By Agnieszka De Sousa August 14, 2018, 12:12 AM MDT To see the impact of record-breaking temperatures around the world, watch wheat. Found in everything from bread to noodles, biscuits to cereals, beer to cakes — there is no more widely grown staple crop and more than 170 million metric tons trade every year. So when the weather ruins harvests in …

This Summer’s Heat Waves Could Be the Strongest Climate Signal Yet: ‘In many places, people are preparing for the past or present climate. But this summer is the future

By Bob Berwyn, Inside Climate News, 28 July 2018 Extreme heat killed more than 80 people in Japan in July, just a few weeks after flooding from downpours was blamed for more than 200 deaths there. Martin Bureau/Getty Images Earth’s global warming fever spiked to deadly new highs across the Northern Hemisphere this summer, and we’re feeling the results—extreme heat …

Sinking land, poisoned water: the dark side of California’s mega farms

The floor of the Central Valley is slumping, and there is arsenic in the tap water.
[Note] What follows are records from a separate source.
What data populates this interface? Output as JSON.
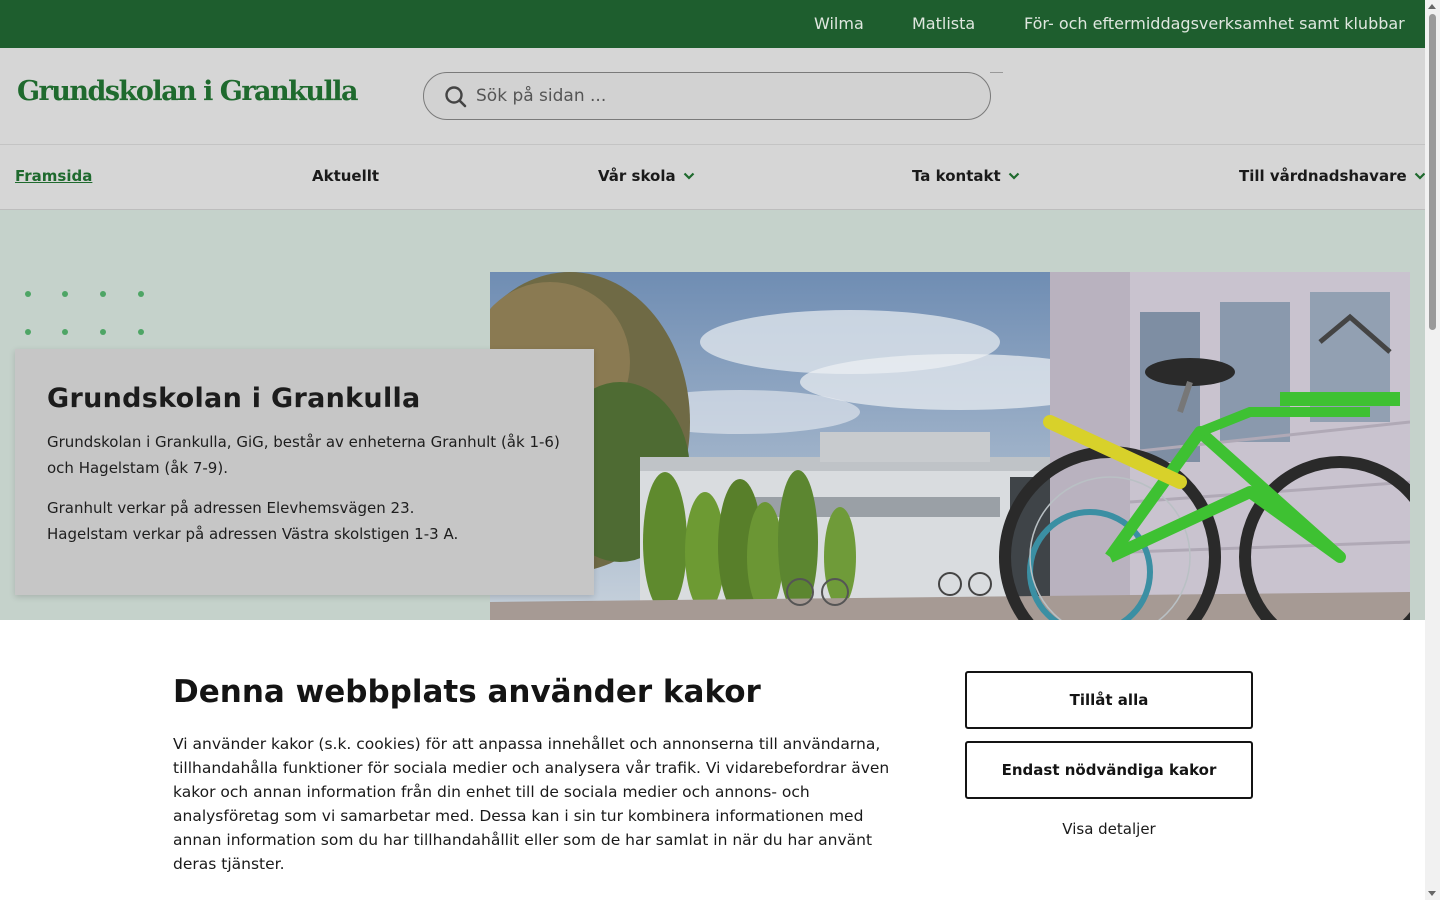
{
  "topbar": {
    "links": [
      "Wilma",
      "Matlista",
      "För- och eftermiddagsverksamhet samt klubbar"
    ]
  },
  "header": {
    "logo_text": "Grundskolan i Grankulla",
    "search_placeholder": "Sök på sidan ..."
  },
  "nav": {
    "items": [
      {
        "label": "Framsida",
        "active": true,
        "has_dropdown": false
      },
      {
        "label": "Aktuellt",
        "active": false,
        "has_dropdown": false
      },
      {
        "label": "Vår skola",
        "active": false,
        "has_dropdown": true
      },
      {
        "label": "Ta kontakt",
        "active": false,
        "has_dropdown": true
      },
      {
        "label": "Till vårdnadshavare",
        "active": false,
        "has_dropdown": true
      }
    ]
  },
  "hero": {
    "title": "Grundskolan i Grankulla",
    "paragraph1": "Grundskolan i Grankulla, GiG, består av enheterna Granhult (åk 1-6) och Hagelstam (åk 7-9).",
    "line_granhult": "Granhult verkar på adressen Elevhemsvägen 23.",
    "line_hagelstam": "Hagelstam verkar på adressen Västra skolstigen 1-3 A."
  },
  "cookie": {
    "title": "Denna webbplats använder kakor",
    "text": "Vi använder kakor (s.k. cookies) för att anpassa innehållet och annonserna till användarna, tillhandahålla funktioner för sociala medier och analysera vår trafik. Vi vidarebefordrar även kakor och annan information från din enhet till de sociala medier och annons- och analysföretag som vi samarbetar med. Dessa kan i sin tur kombinera informationen med annan information som du har tillhandahållit eller som de har samlat in när du har använt deras tjänster.",
    "allow_all": "Tillåt alla",
    "necessary_only": "Endast nödvändiga kakor",
    "show_details": "Visa detaljer"
  },
  "colors": {
    "brand_green": "#1e5e2e",
    "accent_green": "#4ea565"
  }
}
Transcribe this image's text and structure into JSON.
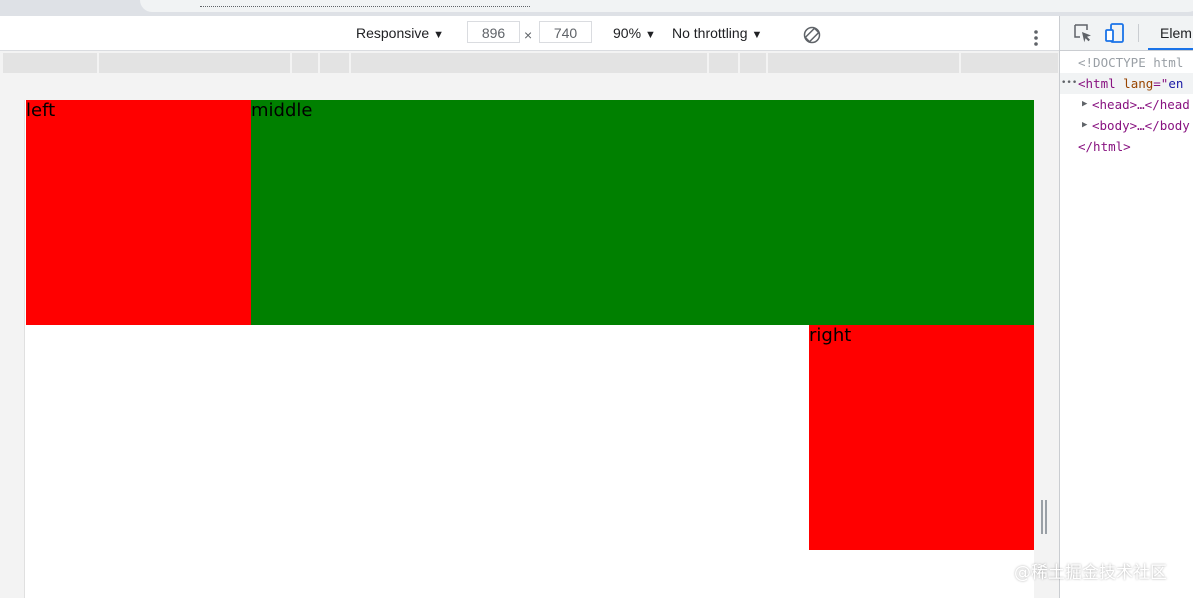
{
  "device_toolbar": {
    "device_mode": "Responsive",
    "width": "896",
    "height": "740",
    "dimension_separator": "×",
    "zoom": "90%",
    "throttling": "No throttling",
    "menu_icon": "kebab-menu-icon",
    "rotate_icon": "rotate-icon"
  },
  "viewport": {
    "boxes": {
      "left": {
        "label": "left",
        "color": "#ff0000"
      },
      "middle": {
        "label": "middle",
        "color": "#008000"
      },
      "right": {
        "label": "right",
        "color": "#ff0000"
      }
    }
  },
  "devtools": {
    "tabs": [
      {
        "label": "Elem",
        "active": true
      }
    ],
    "inspect_icon": "inspect-element-icon",
    "device_icon": "device-toggle-icon",
    "dom_tree": {
      "doctype": "<!DOCTYPE html",
      "html_open_tag": "<html",
      "html_attr_name": "lang",
      "html_attr_eq": "=\"",
      "html_attr_value": "en",
      "head": "<head>…</head",
      "body": "<body>…</body",
      "html_close": "</html>",
      "dots": "•••"
    }
  },
  "watermark": "@稀土掘金技术社区",
  "colors": {
    "accent": "#1a73e8"
  }
}
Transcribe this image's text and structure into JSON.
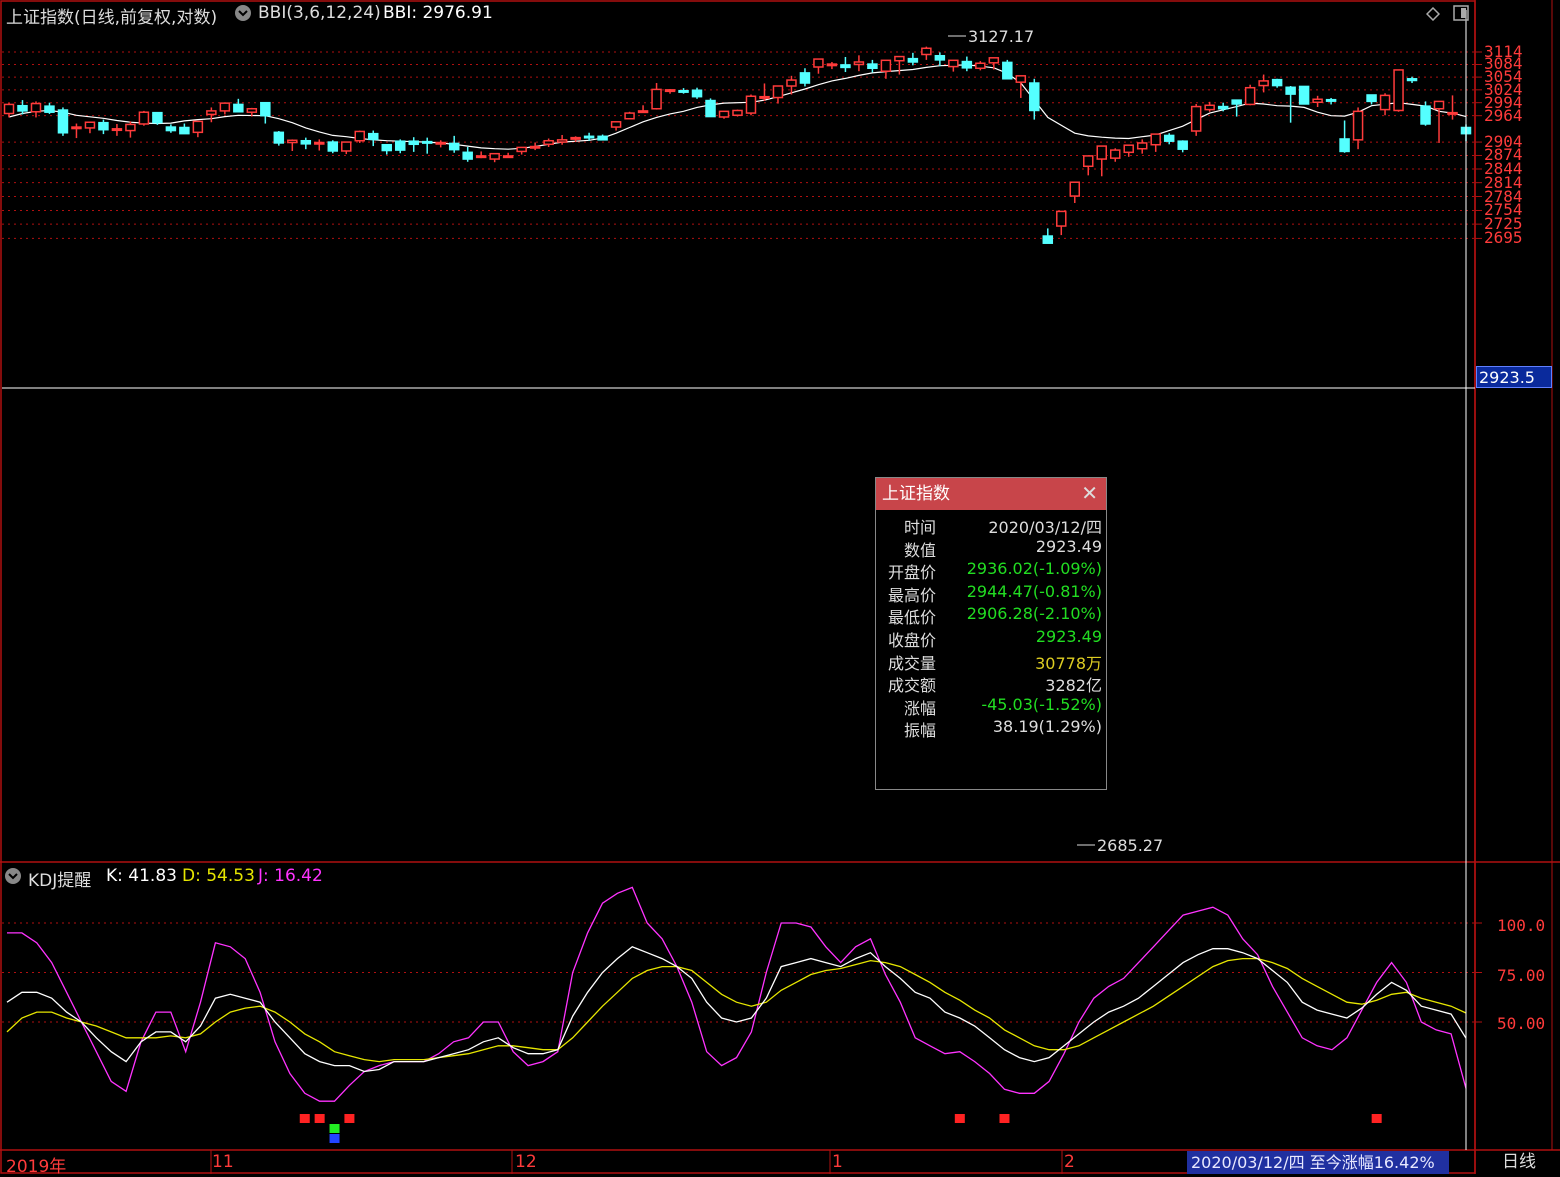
{
  "header": {
    "title": "上证指数(日线,前复权,对数)",
    "indicator_name": "BBI(3,6,12,24)",
    "indicator_value": "BBI: 2976.91"
  },
  "price_axis": [
    "3114",
    "3084",
    "3054",
    "3024",
    "2994",
    "2964",
    "2904",
    "2874",
    "2844",
    "2814",
    "2784",
    "2754",
    "2725",
    "2695"
  ],
  "current_price_box": "2923.5",
  "extremes": {
    "high": "3127.17",
    "low": "2685.27"
  },
  "kdj": {
    "name": "KDJ提醒",
    "k": "K: 41.83",
    "d": "D: 54.53",
    "j": "J: 16.42",
    "axis": [
      "100.0",
      "75.00",
      "50.00"
    ]
  },
  "x_axis": [
    "2019年",
    "11",
    "12",
    "1",
    "2"
  ],
  "status": "2020/03/12/四 至今涨幅16.42%",
  "period": "日线",
  "popup": {
    "title": "上证指数",
    "rows": [
      {
        "label": "时间",
        "value": "2020/03/12/四"
      },
      {
        "label": "数值",
        "value": "2923.49"
      },
      {
        "label": "开盘价",
        "value": "2936.02(-1.09%)"
      },
      {
        "label": "最高价",
        "value": "2944.47(-0.81%)"
      },
      {
        "label": "最低价",
        "value": "2906.28(-2.10%)"
      },
      {
        "label": "收盘价",
        "value": "2923.49"
      },
      {
        "label": "成交量",
        "value": "30778万"
      },
      {
        "label": "成交额",
        "value": "3282亿"
      },
      {
        "label": "涨幅",
        "value": "-45.03(-1.52%)"
      },
      {
        "label": "振幅",
        "value": "38.19(1.29%)"
      }
    ],
    "colors": [
      "#dddddd",
      "#dddddd",
      "#22dd22",
      "#22dd22",
      "#22dd22",
      "#22dd22",
      "#ddcc22",
      "#dddddd",
      "#22dd22",
      "#dddddd"
    ]
  },
  "colors": {
    "up": "#ff3b3b",
    "down": "#54ffff",
    "grid": "#b01010",
    "k": "#ffffff",
    "d": "#e6e600",
    "j": "#ff33ff"
  },
  "candles": [
    [
      2969,
      2993,
      2960,
      2990
    ],
    [
      2987,
      3000,
      2967,
      2975
    ],
    [
      2973,
      2997,
      2960,
      2992
    ],
    [
      2986,
      2994,
      2968,
      2972
    ],
    [
      2977,
      2983,
      2918,
      2925
    ],
    [
      2935,
      2946,
      2913,
      2938
    ],
    [
      2936,
      2948,
      2924,
      2949
    ],
    [
      2948,
      2955,
      2922,
      2932
    ],
    [
      2931,
      2945,
      2918,
      2934
    ],
    [
      2930,
      2951,
      2914,
      2944
    ],
    [
      2945,
      2975,
      2941,
      2972
    ],
    [
      2971,
      2972,
      2943,
      2948
    ],
    [
      2938,
      2944,
      2925,
      2930
    ],
    [
      2937,
      2946,
      2926,
      2923
    ],
    [
      2926,
      2950,
      2915,
      2951
    ],
    [
      2967,
      2983,
      2949,
      2975
    ],
    [
      2975,
      2988,
      2967,
      2993
    ],
    [
      2990,
      3003,
      2972,
      2973
    ],
    [
      2972,
      2982,
      2962,
      2980
    ],
    [
      2994,
      2995,
      2946,
      2964
    ],
    [
      2926,
      2929,
      2896,
      2902
    ],
    [
      2903,
      2910,
      2884,
      2908
    ],
    [
      2907,
      2914,
      2888,
      2900
    ],
    [
      2901,
      2910,
      2885,
      2903
    ],
    [
      2904,
      2908,
      2879,
      2884
    ],
    [
      2884,
      2902,
      2877,
      2904
    ],
    [
      2907,
      2930,
      2902,
      2928
    ],
    [
      2923,
      2930,
      2895,
      2910
    ],
    [
      2898,
      2899,
      2876,
      2885
    ],
    [
      2906,
      2910,
      2879,
      2886
    ],
    [
      2906,
      2915,
      2882,
      2899
    ],
    [
      2905,
      2914,
      2878,
      2904
    ],
    [
      2902,
      2908,
      2892,
      2903
    ],
    [
      2901,
      2918,
      2880,
      2887
    ],
    [
      2881,
      2893,
      2860,
      2866
    ],
    [
      2870,
      2883,
      2868,
      2873
    ],
    [
      2866,
      2879,
      2859,
      2878
    ],
    [
      2871,
      2880,
      2870,
      2873
    ],
    [
      2883,
      2893,
      2876,
      2892
    ],
    [
      2891,
      2903,
      2886,
      2894
    ],
    [
      2899,
      2912,
      2893,
      2907
    ],
    [
      2904,
      2920,
      2898,
      2909
    ],
    [
      2912,
      2917,
      2904,
      2914
    ],
    [
      2917,
      2925,
      2907,
      2914
    ],
    [
      2917,
      2921,
      2910,
      2909
    ],
    [
      2938,
      2947,
      2930,
      2950
    ],
    [
      2957,
      2973,
      2956,
      2970
    ],
    [
      2975,
      2988,
      2971,
      2975
    ],
    [
      2980,
      3040,
      2978,
      3025
    ],
    [
      3021,
      3026,
      3015,
      3024
    ],
    [
      3022,
      3028,
      3015,
      3019
    ],
    [
      3023,
      3029,
      3003,
      3008
    ],
    [
      2999,
      3004,
      2963,
      2962
    ],
    [
      2961,
      2973,
      2957,
      2974
    ],
    [
      2965,
      2978,
      2962,
      2976
    ],
    [
      2970,
      3013,
      2965,
      3009
    ],
    [
      3008,
      3039,
      2998,
      3008
    ],
    [
      3006,
      3014,
      2992,
      3033
    ],
    [
      3033,
      3057,
      3013,
      3047
    ],
    [
      3064,
      3075,
      3032,
      3040
    ],
    [
      3078,
      3095,
      3062,
      3097
    ],
    [
      3085,
      3090,
      3073,
      3085
    ],
    [
      3083,
      3102,
      3066,
      3077
    ],
    [
      3084,
      3106,
      3068,
      3090
    ],
    [
      3085,
      3095,
      3065,
      3075
    ],
    [
      3068,
      3092,
      3050,
      3094
    ],
    [
      3093,
      3103,
      3060,
      3103
    ],
    [
      3098,
      3112,
      3082,
      3090
    ],
    [
      3108,
      3127,
      3095,
      3123
    ],
    [
      3105,
      3113,
      3080,
      3095
    ],
    [
      3079,
      3092,
      3067,
      3094
    ],
    [
      3091,
      3103,
      3068,
      3076
    ],
    [
      3075,
      3092,
      3070,
      3087
    ],
    [
      3088,
      3101,
      3072,
      3100
    ],
    [
      3089,
      3095,
      3050,
      3050
    ],
    [
      3042,
      3054,
      3005,
      3057
    ],
    [
      3040,
      3050,
      2955,
      2976
    ],
    [
      2700,
      2716,
      2685,
      2685
    ],
    [
      2721,
      2746,
      2702,
      2752
    ],
    [
      2785,
      2808,
      2770,
      2815
    ],
    [
      2850,
      2865,
      2830,
      2873
    ],
    [
      2866,
      2895,
      2828,
      2895
    ],
    [
      2868,
      2890,
      2860,
      2886
    ],
    [
      2881,
      2898,
      2871,
      2897
    ],
    [
      2889,
      2910,
      2878,
      2902
    ],
    [
      2898,
      2919,
      2882,
      2922
    ],
    [
      2919,
      2924,
      2899,
      2906
    ],
    [
      2906,
      2908,
      2881,
      2888
    ],
    [
      2929,
      2991,
      2918,
      2985
    ],
    [
      2978,
      2996,
      2973,
      2988
    ],
    [
      2985,
      2994,
      2974,
      2980
    ],
    [
      3000,
      3000,
      2962,
      2991
    ],
    [
      2990,
      3036,
      2988,
      3029
    ],
    [
      3034,
      3060,
      3018,
      3045
    ],
    [
      3048,
      3050,
      3029,
      3034
    ],
    [
      3030,
      3033,
      2948,
      3014
    ],
    [
      3032,
      3025,
      2996,
      2991
    ],
    [
      2995,
      3010,
      2984,
      3002
    ],
    [
      3001,
      3005,
      2990,
      2999
    ],
    [
      2911,
      2953,
      2880,
      2883
    ],
    [
      2909,
      2983,
      2888,
      2974
    ],
    [
      3012,
      3013,
      2990,
      2997
    ],
    [
      2978,
      3016,
      2965,
      3011
    ],
    [
      2976,
      3057,
      2973,
      3071
    ],
    [
      3050,
      3055,
      3040,
      3046
    ],
    [
      2986,
      2997,
      2941,
      2945
    ],
    [
      2980,
      2993,
      2902,
      2997
    ],
    [
      2968,
      3011,
      2955,
      2971
    ],
    [
      2937,
      2944,
      2906,
      2923
    ]
  ],
  "bbi": [
    2961,
    2969,
    2974,
    2976,
    2972,
    2965,
    2958,
    2953,
    2949,
    2947,
    2946,
    2947,
    2952,
    2955,
    2957,
    2962,
    2965,
    2964,
    2957,
    2948,
    2936,
    2927,
    2919,
    2916,
    2912,
    2909,
    2907,
    2906,
    2904,
    2902,
    2899,
    2895,
    2891,
    2889,
    2888,
    2890,
    2894,
    2899,
    2904,
    2908,
    2913,
    2924,
    2937,
    2950,
    2960,
    2968,
    2974,
    2983,
    2989,
    2993,
    2995,
    3000,
    3008,
    3017,
    3026,
    3036,
    3045,
    3051,
    3058,
    3064,
    3067,
    3072,
    3077,
    3081,
    3082,
    3083,
    3080,
    3076,
    3063,
    3040,
    3000,
    2960,
    2924,
    2918,
    2915,
    2913,
    2912,
    2916,
    2920,
    2930,
    2940,
    2955,
    2970,
    2985,
    2993,
    2991,
    2987,
    2986,
    2983,
    2972,
    2964,
    2963,
    2972,
    2987,
    2994,
    2990,
    2986,
    2974,
    2970,
    2962
  ],
  "kdj_series": {
    "k": [
      60,
      65,
      65,
      62,
      55,
      50,
      42,
      35,
      30,
      40,
      45,
      45,
      40,
      48,
      62,
      64,
      62,
      60,
      50,
      42,
      34,
      30,
      28,
      28,
      25,
      26,
      30,
      30,
      30,
      32,
      34,
      36,
      40,
      42,
      37,
      34,
      34,
      36,
      53,
      65,
      75,
      82,
      88,
      85,
      82,
      78,
      72,
      60,
      52,
      50,
      52,
      62,
      78,
      80,
      82,
      80,
      78,
      82,
      85,
      78,
      72,
      65,
      62,
      55,
      52,
      48,
      42,
      36,
      32,
      30,
      32,
      38,
      44,
      50,
      55,
      58,
      62,
      68,
      74,
      80,
      84,
      87,
      87,
      85,
      82,
      76,
      70,
      60,
      56,
      54,
      52,
      57,
      64,
      70,
      66,
      58,
      56,
      54,
      41.83
    ],
    "d": [
      45,
      52,
      55,
      55,
      52,
      50,
      48,
      45,
      42,
      42,
      42,
      43,
      42,
      44,
      50,
      55,
      57,
      58,
      55,
      50,
      44,
      40,
      35,
      33,
      31,
      30,
      31,
      31,
      31,
      32,
      33,
      34,
      36,
      38,
      38,
      37,
      36,
      36,
      42,
      50,
      58,
      65,
      72,
      76,
      78,
      78,
      76,
      70,
      64,
      60,
      58,
      60,
      66,
      70,
      74,
      76,
      77,
      79,
      81,
      80,
      78,
      74,
      70,
      65,
      61,
      56,
      52,
      46,
      42,
      38,
      36,
      36,
      38,
      42,
      46,
      50,
      54,
      58,
      63,
      68,
      73,
      78,
      81,
      82,
      82,
      80,
      77,
      72,
      68,
      64,
      60,
      59,
      61,
      64,
      65,
      62,
      60,
      58,
      54.53
    ],
    "j": [
      95,
      95,
      90,
      80,
      65,
      50,
      35,
      20,
      15,
      40,
      55,
      55,
      35,
      60,
      90,
      88,
      82,
      65,
      40,
      24,
      14,
      10,
      10,
      18,
      25,
      28,
      30,
      30,
      30,
      34,
      40,
      42,
      50,
      50,
      35,
      28,
      30,
      35,
      75,
      95,
      110,
      115,
      118,
      100,
      92,
      78,
      60,
      35,
      28,
      32,
      45,
      75,
      100,
      100,
      98,
      88,
      80,
      88,
      92,
      74,
      60,
      42,
      38,
      34,
      35,
      30,
      24,
      16,
      14,
      14,
      20,
      34,
      50,
      62,
      68,
      72,
      80,
      88,
      96,
      104,
      106,
      108,
      104,
      92,
      84,
      68,
      55,
      42,
      38,
      36,
      42,
      56,
      70,
      80,
      70,
      50,
      46,
      44,
      16.42
    ]
  },
  "kdj_markers": [
    {
      "idx": 20,
      "type": "red"
    },
    {
      "idx": 21,
      "type": "red"
    },
    {
      "idx": 22,
      "type": "green"
    },
    {
      "idx": 22,
      "type": "blue"
    },
    {
      "idx": 23,
      "type": "red"
    },
    {
      "idx": 64,
      "type": "red"
    },
    {
      "idx": 67,
      "type": "red"
    },
    {
      "idx": 92,
      "type": "red"
    }
  ]
}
Now it seems the two problems are connected.  By Alissa Greenberg in Lanare, California, for The Guardian, Wed 18 Jul 2018    Farm fields along the path of the California aqueduct in the Central Valley, a region that produces a quarter of the nation’s food. Photograph: Lucy Nicholson/Reuters …

Global food production is sufficient to meet human nutritional needs in 2050 provided there is radical societal adaptation

Current crop yields could provide nutritious food for the projected 2050 global population, but only if we make radical changes to our dietary choices, a new study shows. Researchers from Lancaster University have analysed global and regional food supplies to reveal the flows of calories, protein and vital micro-nutrients from production through to human consumption, in a study published in Elementa, …

Transforming Your Lawn With Edible Landscaping

July 8th, 2018 Originally published on The Climate Reality Project. Edible landscaping can go a long way toward conserving valuable resources while creating a powerful carbon sink, allowing you to take effective climate action right in your own backyard. What have you done for me lately? The one-and-only Janet Jackson once asked that question of a bad boyfriend. But lately, we’ve been …

What if School Lunch Programs Promoted Public Health, Good Jobs, and the Environment? From LA to Cook County, local governments are using their purchasing power to transform the food system.

By Anna Lappé and Jose Oliva in The Nation, 25 May 2018 Students eat lunch at the cafeteria at Marston Middle School in San Diego, California, March 7, 2011. (Reuters / Mike Blake) Eleven billion dollars. That’s the total tally of the national school-food program in the United States and just a small fraction of what public institutions in this country spend every year in …